Segment Open

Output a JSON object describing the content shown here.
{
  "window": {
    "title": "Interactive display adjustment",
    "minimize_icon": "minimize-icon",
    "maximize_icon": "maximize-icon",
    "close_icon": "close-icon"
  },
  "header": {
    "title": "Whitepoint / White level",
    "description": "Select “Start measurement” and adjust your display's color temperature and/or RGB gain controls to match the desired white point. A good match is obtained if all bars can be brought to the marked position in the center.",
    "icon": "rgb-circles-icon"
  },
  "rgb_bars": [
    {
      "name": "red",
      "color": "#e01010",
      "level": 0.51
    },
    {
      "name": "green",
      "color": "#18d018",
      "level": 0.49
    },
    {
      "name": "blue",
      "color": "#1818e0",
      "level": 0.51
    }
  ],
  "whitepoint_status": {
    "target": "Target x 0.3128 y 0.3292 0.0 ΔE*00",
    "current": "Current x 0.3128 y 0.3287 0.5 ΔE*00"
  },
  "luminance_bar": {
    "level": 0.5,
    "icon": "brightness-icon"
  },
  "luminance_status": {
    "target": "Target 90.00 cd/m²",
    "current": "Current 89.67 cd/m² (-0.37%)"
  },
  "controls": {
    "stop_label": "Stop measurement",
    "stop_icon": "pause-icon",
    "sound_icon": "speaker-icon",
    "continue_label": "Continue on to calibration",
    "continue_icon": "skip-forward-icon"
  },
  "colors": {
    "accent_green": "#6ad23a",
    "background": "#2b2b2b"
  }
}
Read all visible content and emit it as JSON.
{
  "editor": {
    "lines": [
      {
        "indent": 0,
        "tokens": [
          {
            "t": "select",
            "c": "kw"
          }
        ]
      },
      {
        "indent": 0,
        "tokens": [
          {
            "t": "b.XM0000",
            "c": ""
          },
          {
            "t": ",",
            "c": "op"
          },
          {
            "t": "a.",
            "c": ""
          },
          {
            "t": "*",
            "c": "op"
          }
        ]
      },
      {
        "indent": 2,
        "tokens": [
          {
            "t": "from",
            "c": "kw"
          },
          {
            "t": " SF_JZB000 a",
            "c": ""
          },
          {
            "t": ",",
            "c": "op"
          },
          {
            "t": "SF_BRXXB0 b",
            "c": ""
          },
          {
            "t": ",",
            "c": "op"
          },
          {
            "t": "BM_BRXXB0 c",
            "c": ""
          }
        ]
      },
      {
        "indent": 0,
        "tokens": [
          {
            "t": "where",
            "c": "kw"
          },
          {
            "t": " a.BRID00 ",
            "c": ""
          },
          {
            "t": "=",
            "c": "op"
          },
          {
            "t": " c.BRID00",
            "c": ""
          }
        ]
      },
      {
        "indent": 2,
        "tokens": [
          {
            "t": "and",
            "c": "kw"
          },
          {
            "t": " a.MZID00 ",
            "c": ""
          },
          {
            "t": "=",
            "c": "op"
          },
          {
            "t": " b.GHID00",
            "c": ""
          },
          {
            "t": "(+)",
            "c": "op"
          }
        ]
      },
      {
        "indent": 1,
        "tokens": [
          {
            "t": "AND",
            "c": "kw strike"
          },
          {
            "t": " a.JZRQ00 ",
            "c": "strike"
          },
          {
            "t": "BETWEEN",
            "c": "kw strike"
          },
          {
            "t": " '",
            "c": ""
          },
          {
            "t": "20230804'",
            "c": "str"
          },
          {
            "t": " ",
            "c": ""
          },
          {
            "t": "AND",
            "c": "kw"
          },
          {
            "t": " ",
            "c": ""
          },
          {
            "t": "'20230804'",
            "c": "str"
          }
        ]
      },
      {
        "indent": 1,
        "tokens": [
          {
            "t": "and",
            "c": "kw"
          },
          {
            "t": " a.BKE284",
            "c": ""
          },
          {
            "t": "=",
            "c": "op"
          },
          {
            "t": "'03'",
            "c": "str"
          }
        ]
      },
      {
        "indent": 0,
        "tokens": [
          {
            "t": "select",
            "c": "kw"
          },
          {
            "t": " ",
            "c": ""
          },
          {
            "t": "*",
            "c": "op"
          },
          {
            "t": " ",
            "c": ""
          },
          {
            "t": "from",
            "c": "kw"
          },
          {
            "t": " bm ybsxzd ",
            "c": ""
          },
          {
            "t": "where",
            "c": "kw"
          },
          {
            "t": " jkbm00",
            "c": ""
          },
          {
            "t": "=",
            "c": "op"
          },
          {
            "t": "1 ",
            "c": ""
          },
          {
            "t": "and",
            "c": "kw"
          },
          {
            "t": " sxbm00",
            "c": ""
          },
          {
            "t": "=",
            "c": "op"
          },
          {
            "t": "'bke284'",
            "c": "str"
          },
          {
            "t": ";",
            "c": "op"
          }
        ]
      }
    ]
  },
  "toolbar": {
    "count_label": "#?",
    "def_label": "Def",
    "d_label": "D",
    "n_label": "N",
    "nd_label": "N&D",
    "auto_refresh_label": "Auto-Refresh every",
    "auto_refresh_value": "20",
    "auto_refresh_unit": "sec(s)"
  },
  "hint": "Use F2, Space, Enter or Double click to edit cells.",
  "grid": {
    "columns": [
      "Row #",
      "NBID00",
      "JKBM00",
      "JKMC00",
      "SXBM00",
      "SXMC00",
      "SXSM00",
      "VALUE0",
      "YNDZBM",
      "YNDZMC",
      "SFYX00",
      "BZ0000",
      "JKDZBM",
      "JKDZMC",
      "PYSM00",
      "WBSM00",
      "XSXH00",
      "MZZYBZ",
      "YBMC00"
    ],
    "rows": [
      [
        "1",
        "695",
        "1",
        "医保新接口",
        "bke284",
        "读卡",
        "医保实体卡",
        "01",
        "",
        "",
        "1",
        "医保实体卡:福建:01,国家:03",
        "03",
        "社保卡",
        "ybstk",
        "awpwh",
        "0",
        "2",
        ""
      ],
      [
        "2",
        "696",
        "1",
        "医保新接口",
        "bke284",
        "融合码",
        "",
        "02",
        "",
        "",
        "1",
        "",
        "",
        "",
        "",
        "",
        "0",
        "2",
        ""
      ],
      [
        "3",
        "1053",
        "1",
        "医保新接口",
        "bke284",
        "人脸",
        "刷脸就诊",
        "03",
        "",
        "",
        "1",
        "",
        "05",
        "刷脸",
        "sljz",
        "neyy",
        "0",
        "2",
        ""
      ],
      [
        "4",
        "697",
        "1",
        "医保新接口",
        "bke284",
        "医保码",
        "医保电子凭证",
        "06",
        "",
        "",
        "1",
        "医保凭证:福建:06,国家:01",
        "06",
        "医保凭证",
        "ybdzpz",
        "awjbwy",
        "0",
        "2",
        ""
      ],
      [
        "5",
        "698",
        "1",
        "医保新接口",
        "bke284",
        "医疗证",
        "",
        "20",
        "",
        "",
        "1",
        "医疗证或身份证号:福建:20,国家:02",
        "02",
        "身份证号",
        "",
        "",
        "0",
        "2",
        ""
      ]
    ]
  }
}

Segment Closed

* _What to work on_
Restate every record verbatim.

* _Written solution_
Output a JSON object describing the content shown here.
{
  "window": {
    "title": "Interactive display adjustment",
    "minimize_icon": "minimize-icon",
    "maximize_icon": "maximize-icon",
    "close_icon": "close-icon"
  },
  "header": {
    "title": "Whitepoint / White level",
    "description": "Select “Start measurement” and adjust your display's color temperature and/or RGB gain controls to match the desired white point. A good match is obtained if all bars can be brought to the marked position in the center.",
    "icon": "rgb-circles-icon"
  },
  "rgb_bars": [
    {
      "name": "red",
      "color": "#e01010",
      "level": 0.51
    },
    {
      "name": "green",
      "color": "#18d018",
      "level": 0.49
    },
    {
      "name": "blue",
      "color": "#1818e0",
      "level": 0.51
    }
  ],
  "whitepoint_status": {
    "target": "Target x 0.3128 y 0.3292 0.0 ΔE*00",
    "current": "Current x 0.3128 y 0.3287 0.5 ΔE*00"
  },
  "luminance_bar": {
    "level": 0.5,
    "icon": "brightness-icon"
  },
  "luminance_status": {
    "target": "Target 90.00 cd/m²",
    "current": "Current 89.67 cd/m² (-0.37%)"
  },
  "controls": {
    "stop_label": "Stop measurement",
    "stop_icon": "pause-icon",
    "sound_icon": "speaker-icon",
    "continue_label": "Continue on to calibration",
    "continue_icon": "skip-forward-icon"
  },
  "colors": {
    "accent_green": "#6ad23a",
    "background": "#2b2b2b"
  }
}
Read all visible content and emit it as JSON.
{
  "editor": {
    "lines": [
      {
        "indent": 0,
        "tokens": [
          {
            "t": "select",
            "c": "kw"
          }
        ]
      },
      {
        "indent": 0,
        "tokens": [
          {
            "t": "b.XM0000",
            "c": ""
          },
          {
            "t": ",",
            "c": "op"
          },
          {
            "t": "a.",
            "c": ""
          },
          {
            "t": "*",
            "c": "op"
          }
        ]
      },
      {
        "indent": 2,
        "tokens": [
          {
            "t": "from",
            "c": "kw"
          },
          {
            "t": " SF_JZB000 a",
            "c": ""
          },
          {
            "t": ",",
            "c": "op"
          },
          {
            "t": "SF_BRXXB0 b",
            "c": ""
          },
          {
            "t": ",",
            "c": "op"
          },
          {
            "t": "BM_BRXXB0 c",
            "c": ""
          }
        ]
      },
      {
        "indent": 0,
        "tokens": [
          {
            "t": "where",
            "c": "kw"
          },
          {
            "t": " a.BRID00 ",
            "c": ""
          },
          {
            "t": "=",
            "c": "op"
          },
          {
            "t": " c.BRID00",
            "c": ""
          }
        ]
      },
      {
        "indent": 2,
        "tokens": [
          {
            "t": "and",
            "c": "kw"
          },
          {
            "t": " a.MZID00 ",
            "c": ""
          },
          {
            "t": "=",
            "c": "op"
          },
          {
            "t": " b.GHID00",
            "c": ""
          },
          {
            "t": "(+)",
            "c": "op"
          }
        ]
      },
      {
        "indent": 1,
        "tokens": [
          {
            "t": "AND",
            "c": "kw strike"
          },
          {
            "t": " a.JZRQ00 ",
            "c": "strike"
          },
          {
            "t": "BETWEEN",
            "c": "kw strike"
          },
          {
            "t": " '",
            "c": ""
          },
          {
            "t": "20230804'",
            "c": "str"
          },
          {
            "t": " ",
            "c": ""
          },
          {
            "t": "AND",
            "c": "kw"
          },
          {
            "t": " ",
            "c": ""
          },
          {
            "t": "'20230804'",
            "c": "str"
          }
        ]
      },
      {
        "indent": 1,
        "tokens": [
          {
            "t": "and",
            "c": "kw"
          },
          {
            "t": " a.BKE284",
            "c": ""
          },
          {
            "t": "=",
            "c": "op"
          },
          {
            "t": "'03'",
            "c": "str"
          }
        ]
      },
      {
        "indent": 0,
        "tokens": [
          {
            "t": "select",
            "c": "kw"
          },
          {
            "t": " ",
            "c": ""
          },
          {
            "t": "*",
            "c": "op"
          },
          {
            "t": " ",
            "c": ""
          },
          {
            "t": "from",
            "c": "kw"
          },
          {
            "t": " bm ybsxzd ",
            "c": ""
          },
          {
            "t": "where",
            "c": "kw"
          },
          {
            "t": " jkbm00",
            "c": ""
          },
          {
            "t": "=",
            "c": "op"
          },
          {
            "t": "1 ",
            "c": ""
          },
          {
            "t": "and",
            "c": "kw"
          },
          {
            "t": " sxbm00",
            "c": ""
          },
          {
            "t": "=",
            "c": "op"
          },
          {
            "t": "'bke284'",
            "c": "str"
          },
          {
            "t": ";",
            "c": "op"
          }
        ]
      }
    ]
  },
  "toolbar": {
    "count_label": "#?",
    "def_label": "Def",
    "d_label": "D",
    "n_label": "N",
    "nd_label": "N&D",
    "auto_refresh_label": "Auto-Refresh every",
    "auto_refresh_value": "20",
    "auto_refresh_unit": "sec(s)"
  },
  "hint": "Use F2, Space, Enter or Double click to edit cells.",
  "grid": {
    "columns": [
      "Row #",
      "NBID00",
      "JKBM00",
      "JKMC00",
      "SXBM00",
      "SXMC00",
      "SXSM00",
      "VALUE0",
      "YNDZBM",
      "YNDZMC",
      "SFYX00",
      "BZ0000",
      "JKDZBM",
      "JKDZMC",
      "PYSM00",
      "WBSM00",
      "XSXH00",
      "MZZYBZ",
      "YBMC00"
    ],
    "rows": [
      [
        "1",
        "695",
        "1",
        "医保新接口",
        "bke284",
        "读卡",
        "医保实体卡",
        "01",
        "",
        "",
        "1",
        "医保实体卡:福建:01,国家:03",
        "03",
        "社保卡",
        "ybstk",
        "awpwh",
        "0",
        "2",
        ""
      ],
      [
        "2",
        "696",
        "1",
        "医保新接口",
        "bke284",
        "融合码",
        "",
        "02",
        "",
        "",
        "1",
        "",
        "",
        "",
        "",
        "",
        "0",
        "2",
        ""
      ],
      [
        "3",
        "1053",
        "1",
        "医保新接口",
        "bke284",
        "人脸",
        "刷脸就诊",
        "03",
        "",
        "",
        "1",
        "",
        "05",
        "刷脸",
        "sljz",
        "neyy",
        "0",
        "2",
        ""
      ],
      [
        "4",
        "697",
        "1",
        "医保新接口",
        "bke284",
        "医保码",
        "医保电子凭证",
        "06",
        "",
        "",
        "1",
        "医保凭证:福建:06,国家:01",
        "06",
        "医保凭证",
        "ybdzpz",
        "awjbwy",
        "0",
        "2",
        ""
      ],
      [
        "5",
        "698",
        "1",
        "医保新接口",
        "bke284",
        "医疗证",
        "",
        "20",
        "",
        "",
        "1",
        "医疗证或身份证号:福建:20,国家:02",
        "02",
        "身份证号",
        "",
        "",
        "0",
        "2",
        ""
      ]
    ]
  }
}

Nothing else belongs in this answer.